Suppose it should not be done enough! Suppose it should break in turning
out. Suppose somebody should have got over the wall of the back-yard and
stolen it, while they were merry with the goose--a supposition at
which the two young Cratchits became livid! All sorts of horrors were
Hallo! A great deal of steam! The pudding was out of the copper. A smell
like a washing-day! That was the cloth. A smell like an eating-house and
a pastrycook's next door to each other, with a laundress's next door
to that! That was the pudding! In half a minute Mrs. Cratchit
entered--flushed, but smiling proudly--with the pudding, like a speckled
cannon-ball, so hard and firm, blazing in half of half-a-quartern of
ignited brandy, and bedight with Christmas holly stuck into the top.
Oh, a wonderful pudding! Bob Cratchit said, and calmly too, that he
regarded it as the greatest success achieved by Mrs. Cratchit since
their marriage. Mrs. Cratchit said that now the weight was off her mind,
she would confess she had had her doubts about the quantity of flour.
Everybody had something to say about it, but nobody said or thought it
was at all a small pudding for a large family. It would have been,

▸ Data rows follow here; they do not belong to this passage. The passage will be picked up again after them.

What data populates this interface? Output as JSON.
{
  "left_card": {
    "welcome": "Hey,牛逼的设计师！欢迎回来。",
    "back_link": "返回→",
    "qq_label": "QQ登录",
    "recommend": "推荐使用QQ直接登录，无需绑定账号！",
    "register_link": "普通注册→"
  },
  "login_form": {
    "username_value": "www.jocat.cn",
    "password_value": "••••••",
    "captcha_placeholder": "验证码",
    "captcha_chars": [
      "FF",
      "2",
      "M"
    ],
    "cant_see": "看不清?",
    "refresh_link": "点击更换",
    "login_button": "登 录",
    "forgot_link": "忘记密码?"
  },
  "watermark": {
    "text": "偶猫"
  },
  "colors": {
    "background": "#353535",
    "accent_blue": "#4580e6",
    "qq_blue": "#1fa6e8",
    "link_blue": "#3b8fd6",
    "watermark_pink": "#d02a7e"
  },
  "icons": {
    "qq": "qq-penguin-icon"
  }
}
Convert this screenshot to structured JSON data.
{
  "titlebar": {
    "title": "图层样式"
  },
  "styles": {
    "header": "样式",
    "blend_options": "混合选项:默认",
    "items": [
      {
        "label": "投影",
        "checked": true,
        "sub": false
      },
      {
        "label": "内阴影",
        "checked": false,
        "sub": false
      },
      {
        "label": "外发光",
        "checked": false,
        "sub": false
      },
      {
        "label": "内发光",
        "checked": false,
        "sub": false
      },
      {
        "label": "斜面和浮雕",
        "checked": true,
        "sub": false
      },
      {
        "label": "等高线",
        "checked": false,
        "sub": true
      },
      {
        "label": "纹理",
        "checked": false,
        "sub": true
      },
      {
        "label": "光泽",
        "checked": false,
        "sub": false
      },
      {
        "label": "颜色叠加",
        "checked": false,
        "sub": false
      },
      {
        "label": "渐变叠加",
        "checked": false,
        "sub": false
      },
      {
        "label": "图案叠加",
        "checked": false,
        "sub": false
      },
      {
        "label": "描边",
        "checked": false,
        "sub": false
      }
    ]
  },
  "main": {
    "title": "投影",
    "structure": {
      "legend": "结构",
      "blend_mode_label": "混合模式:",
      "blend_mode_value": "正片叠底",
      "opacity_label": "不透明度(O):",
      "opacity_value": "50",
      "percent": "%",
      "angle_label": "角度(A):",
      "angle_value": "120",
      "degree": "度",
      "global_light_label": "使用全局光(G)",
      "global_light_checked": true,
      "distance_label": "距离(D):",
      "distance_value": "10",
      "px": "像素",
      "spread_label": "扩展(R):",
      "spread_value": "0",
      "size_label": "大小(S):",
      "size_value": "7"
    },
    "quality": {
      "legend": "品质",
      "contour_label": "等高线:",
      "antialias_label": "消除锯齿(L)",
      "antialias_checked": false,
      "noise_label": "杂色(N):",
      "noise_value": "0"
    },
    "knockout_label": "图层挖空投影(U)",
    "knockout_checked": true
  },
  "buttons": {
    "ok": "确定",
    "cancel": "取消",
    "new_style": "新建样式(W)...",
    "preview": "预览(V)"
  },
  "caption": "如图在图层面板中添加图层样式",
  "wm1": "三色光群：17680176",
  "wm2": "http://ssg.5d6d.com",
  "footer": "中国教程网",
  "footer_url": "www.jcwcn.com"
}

flat heresy to do so. Any Cratchit would have blushed to hint at such a
At last the dinner was all done, the cloth was cleared, the hearth
swept, and the fire made up. The compound in the jug being tasted, and
considered perfect, apples and oranges were put upon the table, and a
shovel-full of chestnuts on the fire. Then all the Cratchit family drew
round the hearth, in what Bob Cratchit called a circle, meaning half a
one; and at Bob Cratchit's elbow stood the family display of glasses.
Two tumblers, and a custard-cup without a handle.
These held the hot stuff from the jug, however, as well as golden
goblets would have done; and Bob served it out with beaming looks,
while the chestnuts on the fire sputtered and cracked noisily. Then Bob
"A Merry Christmas to us all, my dears. God bless us!"
Which all the family re-echoed.
"God bless us every one!" said Tiny Tim, the last of all.